I have a colleague who often poses the question: “What are you willing to risk to create a racially equitable world?” I think it’s a question that we all need to ask ourselves.

This current moment has white people cutting up and burning their Nike apparel because Nike chose Colin Kaepernick as the spokesperson for the 30th anniversary of their “Just Do It” campaign. Think about that. White people who are so bothered that Kaepernick,  who lives his values that one day Black people won’t be killed or harmed by extrajudicial killings, are taking to social media to share their ignorance and racism. Elsewhere, you will find white folks who are constantly stymied by any talk of racism, these are the folks for whom such conversations feel divisive.

The amount of work that most of those who proclaim to be be anti-racist still need to do (internally) is staggering. Also, there is no is shortage of work externally (changing systems and policies) and yet most never move beyond thinking and feeling and being overwhelmed. This is white people’s work and while POC can lead the process and provide assistance if they feel called to do so, white people have to step up and step into the discomfort because it’s their system and their peers who are keeping white supremacy going strong.

To quote the Nike ad, “ Believe in something. Even if it means sacrificing everything.”

If this piece or this blog resonates with you, please consider a one-time “tip” or become a monthly “patron”…this space runs on love and reader support.
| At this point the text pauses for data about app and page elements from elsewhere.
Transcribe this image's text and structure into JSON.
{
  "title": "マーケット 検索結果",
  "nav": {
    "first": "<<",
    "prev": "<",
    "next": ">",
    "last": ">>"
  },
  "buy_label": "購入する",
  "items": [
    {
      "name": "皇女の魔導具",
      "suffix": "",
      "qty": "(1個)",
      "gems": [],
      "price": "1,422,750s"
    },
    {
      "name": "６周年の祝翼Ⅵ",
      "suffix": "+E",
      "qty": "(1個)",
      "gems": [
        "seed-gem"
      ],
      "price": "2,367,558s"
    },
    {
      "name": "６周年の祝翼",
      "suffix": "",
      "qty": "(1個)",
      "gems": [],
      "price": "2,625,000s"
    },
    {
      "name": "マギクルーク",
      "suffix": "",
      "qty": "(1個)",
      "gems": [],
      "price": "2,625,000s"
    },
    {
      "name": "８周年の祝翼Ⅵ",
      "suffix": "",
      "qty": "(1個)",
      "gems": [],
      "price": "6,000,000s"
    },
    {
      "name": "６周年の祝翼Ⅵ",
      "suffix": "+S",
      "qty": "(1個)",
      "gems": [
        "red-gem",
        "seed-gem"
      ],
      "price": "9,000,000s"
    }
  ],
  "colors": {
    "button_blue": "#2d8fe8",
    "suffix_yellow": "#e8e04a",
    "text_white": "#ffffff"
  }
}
Want more BGIM? Consider booking me to speak with your group or organization.

Comments will close on this post in 60-90 days; earlier if there are spam attacks or other nonsense.

Photo by Felipe P. Lima Rizo on Unsplash